the streaming revolution will be televised

You may recognise this comparative-speak from marketing copy... some still like to use cappuccinos as if they were a currency. You've seen it somewhere. "For the price of a cappuccino you can get phone screen insurance" etc. It's become so universal that it could very well become the new estimate of value as if you were comparing the price of Coke cans to get an estimate of perceived currency value across several countries.

The services do tend to mold to their markets, so this wouldn't be as useful as a Coke can unit of measure but its so commonplace that the matrix would serve up some interesting findings. The bottom line is that streaming services are offering their entertainment content at ridiculously low prices. So low that you wonder how they can afford to pay to license content and create their own at a sustainable level.

The answer of course is volume. Having a few million subscribers means that even if you were charging a few dollars per month, that would be multiplied into the stratosphere. Wielding that kind of income is a game-changer, allowing a typically digital entity to grow progressively... much more easily than a traditional bricks and mortar set up.

The Internet has opened up a number of amazing opportunities and the power of sporadic growth is one of them. Not only are software and systems able to do much of what was usually reserved for actual human beings (imagine that!), they work relentlessly and are tailored to stretch with an influx.

You'll still need people to answer the phones and be accountable for the corporate pageantry of mergers and major signings, but these Internet "startups" are making it possible to make money out of thin air. Keeping everything in the digital ether makes business sense. Why pay for a building to house your multitude of employees when you can just have them work remotely, virtually... from anywhere on the planet with an Internet connection.

This thinking has led to many major disruptors taking over... because how do you compete with something that isn't there? It's like shadow-boxing or taking on your imaginary friend. This is how you start a revolution. It's also a way to throttle the competition by running at a near-loss, changing consumer habits and resetting appetities whilst growing your empire. Yet, somehow, other streaming services are rising up to challenge Netflix. Many others. Each believing that they'll be able to capture enough market share to justify their own reinvention of the wheel and sustain them through recycled entertainment and fresh "content".

One of the biggest problems with redefining the entertainment horizon is that when consumers start comparing everything to the value of a Netflix subscription, it means they ultimately buy less and have unrealistic expectations of other services. It undermines everything from optical media, video rental and exhibition... making it seem like daylight robbery to charge anything more than a month of Netflix subscription.

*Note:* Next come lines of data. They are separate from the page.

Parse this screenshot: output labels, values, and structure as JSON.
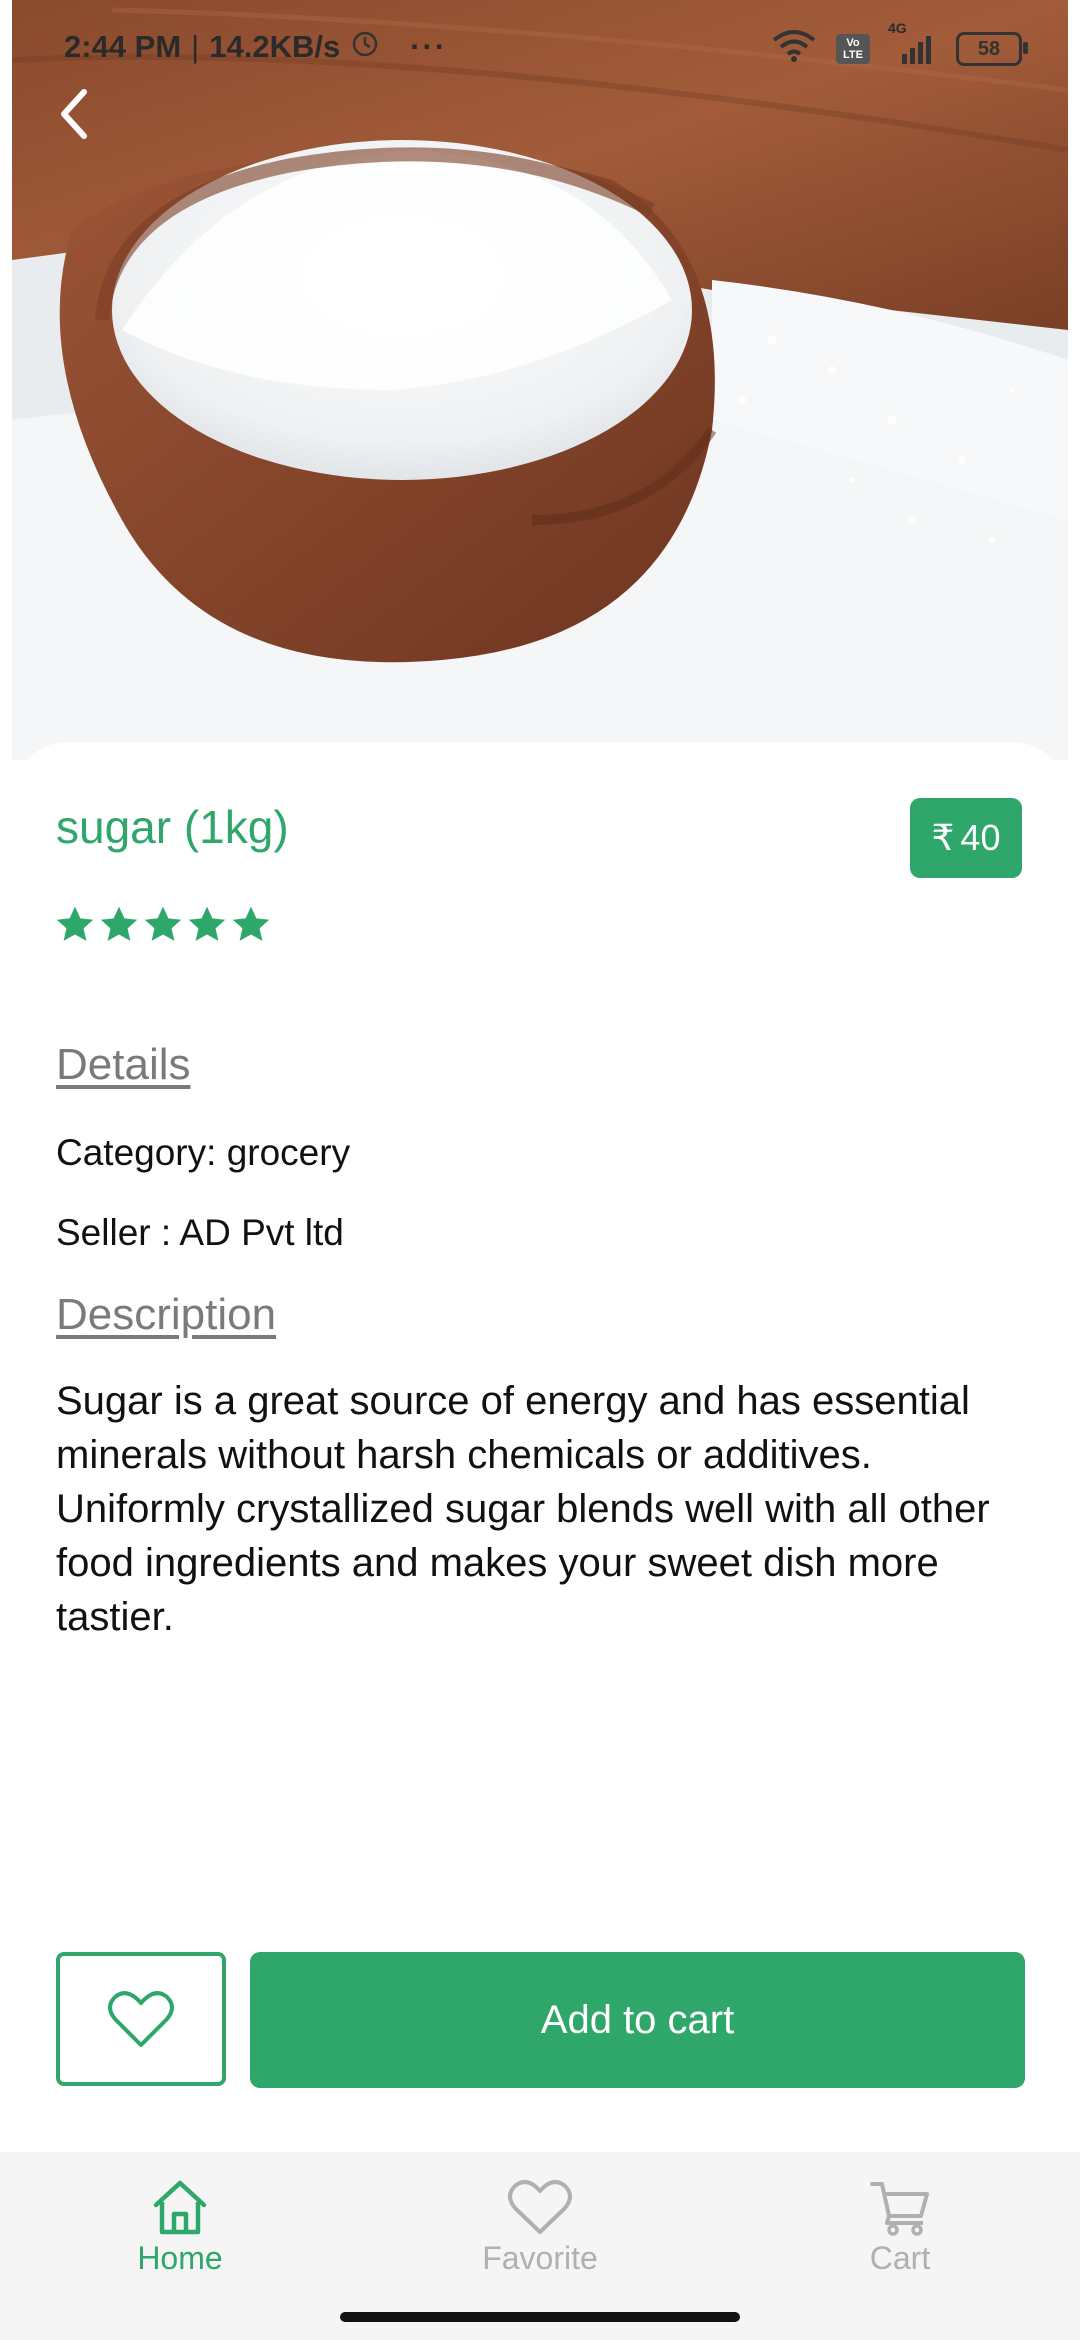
{
  "status_bar": {
    "time": "2:44 PM",
    "separator": "|",
    "net_speed": "14.2KB/s",
    "more": "···",
    "network": "4G",
    "volte": "Vo LTE",
    "battery": "58"
  },
  "product": {
    "title": "sugar (1kg)",
    "currency_symbol": "₹",
    "price": "40",
    "rating_stars": 5,
    "rating_max": 5
  },
  "details": {
    "heading": "Details",
    "category": "Category: grocery",
    "seller": "Seller : AD Pvt ltd"
  },
  "description": {
    "heading": "Description",
    "text": "Sugar is a great source of energy and has essential minerals without harsh chemicals or additives. Uniformly crystallized sugar blends well with all other food ingredients and makes your sweet dish more tastier."
  },
  "actions": {
    "favorite_icon": "heart-outline-icon",
    "add_to_cart_label": "Add to cart"
  },
  "bottom_nav": {
    "items": [
      {
        "label": "Home",
        "icon": "home-icon",
        "active": true
      },
      {
        "label": "Favorite",
        "icon": "heart-icon",
        "active": false
      },
      {
        "label": "Cart",
        "icon": "cart-icon",
        "active": false
      }
    ]
  },
  "colors": {
    "accent": "#2fa76a",
    "muted": "#b0b0b0",
    "section_heading": "#7a7a7a"
  }
}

Another problem is that once you've set the bar so low, you'll struggle to raise it. The boil-a-frog strategy comes to mind in this case, where streaming services will have to raise the price of their subscription slowly enough to ensure the frog doesn't jump out of the water.

Now with a host of other streaming services that haven't withered and died, it may become a case of the nomadic subscriber where one subscription is put on ice to focus on another channel's entertainment offering until the other one freshens its slate again. Seeing that Netflix is raising its subscription price in South Africa where many luxury spends are already on the line... we could see a shift to other cheaper services or a return to more of a pay-as-you-go spending profile.

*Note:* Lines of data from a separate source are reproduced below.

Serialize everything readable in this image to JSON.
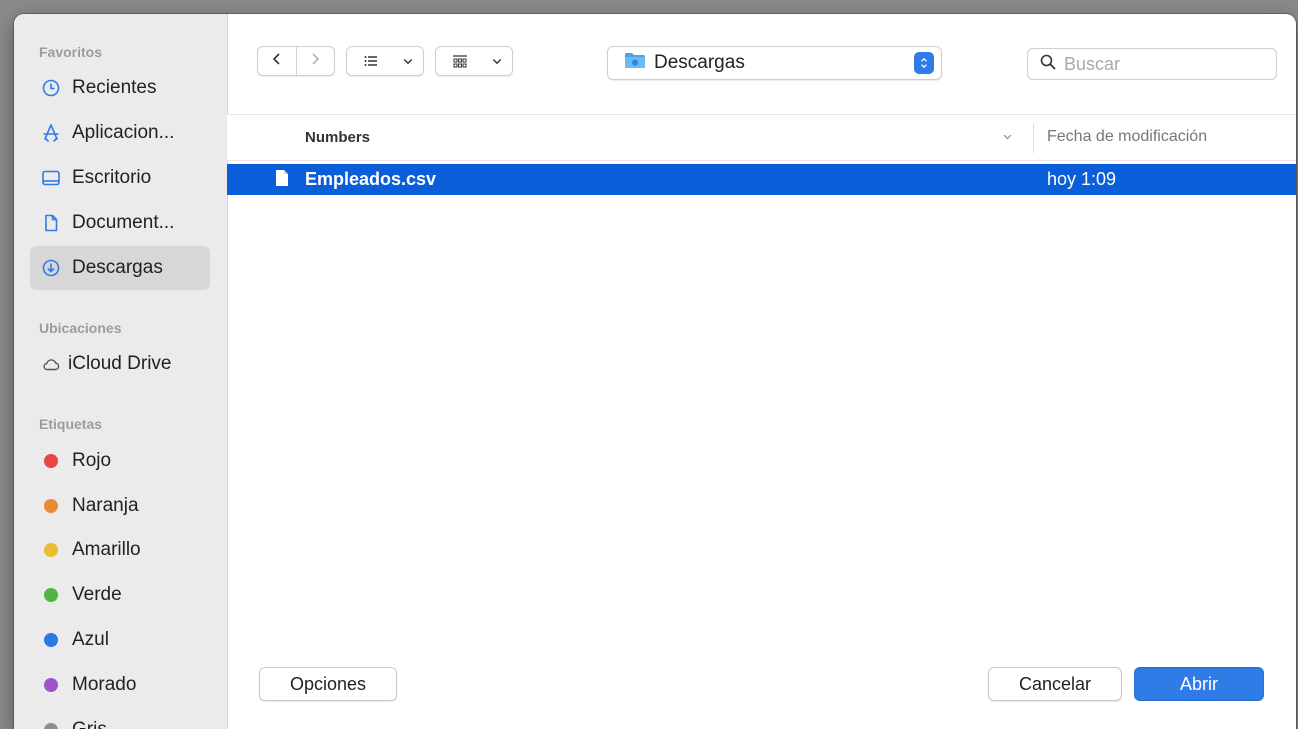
{
  "sidebar": {
    "favorites_title": "Favoritos",
    "favorites": [
      {
        "label": "Recientes",
        "icon": "clock-icon"
      },
      {
        "label": "Aplicacion...",
        "icon": "apps-icon"
      },
      {
        "label": "Escritorio",
        "icon": "desktop-icon"
      },
      {
        "label": "Document...",
        "icon": "document-icon"
      },
      {
        "label": "Descargas",
        "icon": "download-icon",
        "selected": true
      }
    ],
    "locations_title": "Ubicaciones",
    "locations": [
      {
        "label": "iCloud Drive",
        "icon": "cloud-icon"
      }
    ],
    "tags_title": "Etiquetas",
    "tags": [
      {
        "label": "Rojo",
        "color": "#e8473f"
      },
      {
        "label": "Naranja",
        "color": "#ea8a36"
      },
      {
        "label": "Amarillo",
        "color": "#ecbd33"
      },
      {
        "label": "Verde",
        "color": "#4fb63f"
      },
      {
        "label": "Azul",
        "color": "#2c78e6"
      },
      {
        "label": "Morado",
        "color": "#9b55c8"
      },
      {
        "label": "Gris",
        "color": "#8e8e8e"
      }
    ]
  },
  "toolbar": {
    "location": "Descargas",
    "search_placeholder": "Buscar"
  },
  "columns": {
    "name": "Numbers",
    "date": "Fecha de modificación"
  },
  "files": [
    {
      "name": "Empleados.csv",
      "date": "hoy 1:09",
      "selected": true
    }
  ],
  "footer": {
    "options": "Opciones",
    "cancel": "Cancelar",
    "open": "Abrir"
  },
  "colors": {
    "accent": "#2f7ce7",
    "selection": "#0a5fd8"
  }
}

Many streaming service adopters have pretty much thrown in the towel when it comes to physical media, wondering why they have a DVD or Blu-ray player and shelves of discs clogging up their minimalist entertainment set up. However, the optical disc market has become so inundated with "coasters" that their intrinsic value may see a comeback like LPs.

Compare buying 10-20 of your favourite movies with the cost of a month's Netflix subscription and the balance may start to tilt again. Even if you don't like the idea of storing the movies, at such low prices there's nothing stopping you from selling them, passing them on or literally turning them into coasters.